WHAT YOU HAVE TO DO: Your response should consist of every line below, reproduced without alteration.
____ DATA SHOWN
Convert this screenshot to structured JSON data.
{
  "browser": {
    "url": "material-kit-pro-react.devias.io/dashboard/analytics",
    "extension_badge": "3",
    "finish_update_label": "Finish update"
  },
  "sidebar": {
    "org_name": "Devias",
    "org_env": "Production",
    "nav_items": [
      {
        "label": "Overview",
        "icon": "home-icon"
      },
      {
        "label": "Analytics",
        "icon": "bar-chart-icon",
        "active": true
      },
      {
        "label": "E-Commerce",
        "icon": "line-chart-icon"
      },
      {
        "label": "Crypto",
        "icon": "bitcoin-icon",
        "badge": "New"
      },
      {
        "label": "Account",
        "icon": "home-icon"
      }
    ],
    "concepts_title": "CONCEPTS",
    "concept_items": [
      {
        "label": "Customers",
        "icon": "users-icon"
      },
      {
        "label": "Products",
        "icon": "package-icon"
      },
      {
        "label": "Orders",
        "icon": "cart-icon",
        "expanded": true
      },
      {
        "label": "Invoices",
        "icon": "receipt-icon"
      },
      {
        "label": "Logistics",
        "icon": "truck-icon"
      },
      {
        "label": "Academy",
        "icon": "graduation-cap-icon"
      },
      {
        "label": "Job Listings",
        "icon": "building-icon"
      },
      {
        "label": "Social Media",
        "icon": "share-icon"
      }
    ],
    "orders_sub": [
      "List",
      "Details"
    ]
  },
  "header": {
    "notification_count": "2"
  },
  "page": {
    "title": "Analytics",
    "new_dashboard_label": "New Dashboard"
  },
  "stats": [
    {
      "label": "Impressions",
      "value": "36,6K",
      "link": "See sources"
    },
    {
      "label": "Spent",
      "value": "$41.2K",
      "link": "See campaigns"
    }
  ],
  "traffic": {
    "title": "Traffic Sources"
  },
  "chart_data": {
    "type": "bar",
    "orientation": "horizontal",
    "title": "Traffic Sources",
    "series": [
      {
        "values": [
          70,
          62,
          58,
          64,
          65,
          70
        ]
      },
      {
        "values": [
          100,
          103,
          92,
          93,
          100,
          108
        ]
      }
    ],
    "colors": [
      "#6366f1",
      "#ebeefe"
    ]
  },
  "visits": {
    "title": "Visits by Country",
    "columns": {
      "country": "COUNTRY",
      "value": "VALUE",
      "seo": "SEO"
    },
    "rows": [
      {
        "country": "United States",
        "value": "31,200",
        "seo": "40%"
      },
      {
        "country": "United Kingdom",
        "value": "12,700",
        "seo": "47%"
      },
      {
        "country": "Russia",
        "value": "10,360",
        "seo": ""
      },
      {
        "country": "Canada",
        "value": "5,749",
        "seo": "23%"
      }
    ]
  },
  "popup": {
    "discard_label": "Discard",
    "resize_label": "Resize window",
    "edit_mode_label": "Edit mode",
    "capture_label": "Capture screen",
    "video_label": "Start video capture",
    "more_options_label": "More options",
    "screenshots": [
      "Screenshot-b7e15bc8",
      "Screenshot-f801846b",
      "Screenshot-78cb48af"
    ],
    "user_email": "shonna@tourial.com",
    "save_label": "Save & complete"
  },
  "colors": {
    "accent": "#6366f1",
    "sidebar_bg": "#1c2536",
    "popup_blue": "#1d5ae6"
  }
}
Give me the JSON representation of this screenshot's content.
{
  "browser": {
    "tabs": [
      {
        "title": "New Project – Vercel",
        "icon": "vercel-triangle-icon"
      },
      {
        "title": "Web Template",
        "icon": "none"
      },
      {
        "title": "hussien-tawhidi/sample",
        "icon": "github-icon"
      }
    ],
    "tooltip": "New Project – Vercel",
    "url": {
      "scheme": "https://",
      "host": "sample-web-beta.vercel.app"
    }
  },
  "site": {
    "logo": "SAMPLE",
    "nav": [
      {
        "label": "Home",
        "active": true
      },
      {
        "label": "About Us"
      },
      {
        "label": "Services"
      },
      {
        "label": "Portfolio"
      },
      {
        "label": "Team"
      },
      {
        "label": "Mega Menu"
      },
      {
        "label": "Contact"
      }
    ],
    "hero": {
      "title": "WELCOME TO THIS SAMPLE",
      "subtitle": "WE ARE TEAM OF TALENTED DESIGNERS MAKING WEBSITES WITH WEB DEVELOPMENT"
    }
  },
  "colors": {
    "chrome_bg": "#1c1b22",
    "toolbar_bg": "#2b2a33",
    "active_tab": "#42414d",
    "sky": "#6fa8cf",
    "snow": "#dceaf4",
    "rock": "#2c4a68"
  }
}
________
WORKED SOLUTION:
Convert this screenshot to structured JSON data.
{
  "browser": {
    "url": "material-kit-pro-react.devias.io/dashboard/analytics",
    "extension_badge": "3",
    "finish_update_label": "Finish update"
  },
  "sidebar": {
    "org_name": "Devias",
    "org_env": "Production",
    "nav_items": [
      {
        "label": "Overview",
        "icon": "home-icon"
      },
      {
        "label": "Analytics",
        "icon": "bar-chart-icon",
        "active": true
      },
      {
        "label": "E-Commerce",
        "icon": "line-chart-icon"
      },
      {
        "label": "Crypto",
        "icon": "bitcoin-icon",
        "badge": "New"
      },
      {
        "label": "Account",
        "icon": "home-icon"
      }
    ],
    "concepts_title": "CONCEPTS",
    "concept_items": [
      {
        "label": "Customers",
        "icon": "users-icon"
      },
      {
        "label": "Products",
        "icon": "package-icon"
      },
      {
        "label": "Orders",
        "icon": "cart-icon",
        "expanded": true
      },
      {
        "label": "Invoices",
        "icon": "receipt-icon"
      },
      {
        "label": "Logistics",
        "icon": "truck-icon"
      },
      {
        "label": "Academy",
        "icon": "graduation-cap-icon"
      },
      {
        "label": "Job Listings",
        "icon": "building-icon"
      },
      {
        "label": "Social Media",
        "icon": "share-icon"
      }
    ],
    "orders_sub": [
      "List",
      "Details"
    ]
  },
  "header": {
    "notification_count": "2"
  },
  "page": {
    "title": "Analytics",
    "new_dashboard_label": "New Dashboard"
  },
  "stats": [
    {
      "label": "Impressions",
      "value": "36,6K",
      "link": "See sources"
    },
    {
      "label": "Spent",
      "value": "$41.2K",
      "link": "See campaigns"
    }
  ],
  "traffic": {
    "title": "Traffic Sources"
  },
  "chart_data": {
    "type": "bar",
    "orientation": "horizontal",
    "title": "Traffic Sources",
    "series": [
      {
        "values": [
          70,
          62,
          58,
          64,
          65,
          70
        ]
      },
      {
        "values": [
          100,
          103,
          92,
          93,
          100,
          108
        ]
      }
    ],
    "colors": [
      "#6366f1",
      "#ebeefe"
    ]
  },
  "visits": {
    "title": "Visits by Country",
    "columns": {
      "country": "COUNTRY",
      "value": "VALUE",
      "seo": "SEO"
    },
    "rows": [
      {
        "country": "United States",
        "value": "31,200",
        "seo": "40%"
      },
      {
        "country": "United Kingdom",
        "value": "12,700",
        "seo": "47%"
      },
      {
        "country": "Russia",
        "value": "10,360",
        "seo": ""
      },
      {
        "country": "Canada",
        "value": "5,749",
        "seo": "23%"
      }
    ]
  },
  "popup": {
    "discard_label": "Discard",
    "resize_label": "Resize window",
    "edit_mode_label": "Edit mode",
    "capture_label": "Capture screen",
    "video_label": "Start video capture",
    "more_options_label": "More options",
    "screenshots": [
      "Screenshot-b7e15bc8",
      "Screenshot-f801846b",
      "Screenshot-78cb48af"
    ],
    "user_email": "shonna@tourial.com",
    "save_label": "Save & complete"
  },
  "colors": {
    "accent": "#6366f1",
    "sidebar_bg": "#1c2536",
    "popup_blue": "#1d5ae6"
  }
}
Give me the JSON representation of this screenshot's content.
{
  "browser": {
    "tabs": [
      {
        "title": "New Project – Vercel",
        "icon": "vercel-triangle-icon"
      },
      {
        "title": "Web Template",
        "icon": "none"
      },
      {
        "title": "hussien-tawhidi/sample",
        "icon": "github-icon"
      }
    ],
    "tooltip": "New Project – Vercel",
    "url": {
      "scheme": "https://",
      "host": "sample-web-beta.vercel.app"
    }
  },
  "site": {
    "logo": "SAMPLE",
    "nav": [
      {
        "label": "Home",
        "active": true
      },
      {
        "label": "About Us"
      },
      {
        "label": "Services"
      },
      {
        "label": "Portfolio"
      },
      {
        "label": "Team"
      },
      {
        "label": "Mega Menu"
      },
      {
        "label": "Contact"
      }
    ],
    "hero": {
      "title": "WELCOME TO THIS SAMPLE",
      "subtitle": "WE ARE TEAM OF TALENTED DESIGNERS MAKING WEBSITES WITH WEB DEVELOPMENT"
    }
  },
  "colors": {
    "chrome_bg": "#1c1b22",
    "toolbar_bg": "#2b2a33",
    "active_tab": "#42414d",
    "sky": "#6fa8cf",
    "snow": "#dceaf4",
    "rock": "#2c4a68"
  }
}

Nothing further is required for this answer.